Well a couple of years ago I was having a problem with my JM. It would leaf out then the leaves would die and fall off in early summer. Then one day I went to Lowes and seen the mulch mats they had and bought several of them to go around my trees. Every since I put the mulch mat around the JM I didn't have that problem any more. After I had the mulch mat around it I had read somewhere that you had to keep the roots cool and moist. DUH!
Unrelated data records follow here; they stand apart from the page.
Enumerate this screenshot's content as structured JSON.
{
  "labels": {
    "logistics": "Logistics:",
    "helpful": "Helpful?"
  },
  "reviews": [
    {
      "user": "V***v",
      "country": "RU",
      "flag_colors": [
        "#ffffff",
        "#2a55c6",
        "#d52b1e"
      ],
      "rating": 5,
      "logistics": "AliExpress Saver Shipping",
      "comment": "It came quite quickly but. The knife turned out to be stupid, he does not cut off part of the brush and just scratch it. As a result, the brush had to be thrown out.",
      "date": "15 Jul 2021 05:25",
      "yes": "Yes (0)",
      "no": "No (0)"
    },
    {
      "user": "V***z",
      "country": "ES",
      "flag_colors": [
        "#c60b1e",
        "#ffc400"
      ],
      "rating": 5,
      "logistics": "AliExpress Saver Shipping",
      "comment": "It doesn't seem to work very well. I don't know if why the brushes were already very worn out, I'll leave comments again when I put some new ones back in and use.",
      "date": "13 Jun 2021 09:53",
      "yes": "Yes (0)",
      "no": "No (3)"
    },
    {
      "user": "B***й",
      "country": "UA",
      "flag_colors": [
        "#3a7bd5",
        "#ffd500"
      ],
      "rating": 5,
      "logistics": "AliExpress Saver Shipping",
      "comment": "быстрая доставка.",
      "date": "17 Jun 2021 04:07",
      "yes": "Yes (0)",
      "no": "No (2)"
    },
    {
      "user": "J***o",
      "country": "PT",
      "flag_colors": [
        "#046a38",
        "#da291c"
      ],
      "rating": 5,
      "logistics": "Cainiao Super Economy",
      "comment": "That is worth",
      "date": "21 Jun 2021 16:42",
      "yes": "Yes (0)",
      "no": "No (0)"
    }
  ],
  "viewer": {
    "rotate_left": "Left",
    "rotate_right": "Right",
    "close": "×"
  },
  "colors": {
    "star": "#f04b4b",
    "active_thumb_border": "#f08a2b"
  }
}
As far as my regular Maple the damage is about an inch from the ground. I already removed the damaged bark looking for insects and didn't find anything. It is only on one side of the tree and it is the south side. Not sure if that makes a difference. I really appreciate every ones help on this! Thanks everyone!
Ron's diagnosis and advice is good. Follow it. And yes it is by far most common for this type of injury to occur on the south facing side of the stem. That is the side heated by the sun in winter and where the repeated freeze/thaw cycle occurs.

Young red maples have thin bark and are occasionally prone to this malady. I have seen it extend as a thin crack in the bark well up the trunk some times. As the bark thickens, it will abate. The tape referred to is a crepe paper type of tape that is available in many garden centers. It is not sticky and is simply wrapped around the tree. The instructions to wrap in winter and remove in summer are correct. Painting in white with latex paint has the same effect. The white color reflects the sun light so less of the energy is absorbed by the bark and thawing is greatly reduced. Remember, it is the repeated freeze and thaw that does the damage, not the freezing it self.

At this point, while injury has already occured, I think I would consider using the tape or paint for the next couple of winters to prevent recurrence or exacerbating the current injury.
Around here they use white cheese cloth to wrap the trunks.
Using white paint is just doesn't look all that natural, but it does work!
I prefer the cheese cloth, using it in late October, once the leaves fall, and removing it in late March/early April! You can use a safty pin to keep it in place.
Thanks like the cheese cloth idea. Will probably go that direction. Thanks for all your help Ron and everyone else! Theresa :) is a participant in the Amazon Services LLC Associates Program, an affiliate advertising program designed to provide a means for sites to earn advertising fees by advertising and linking to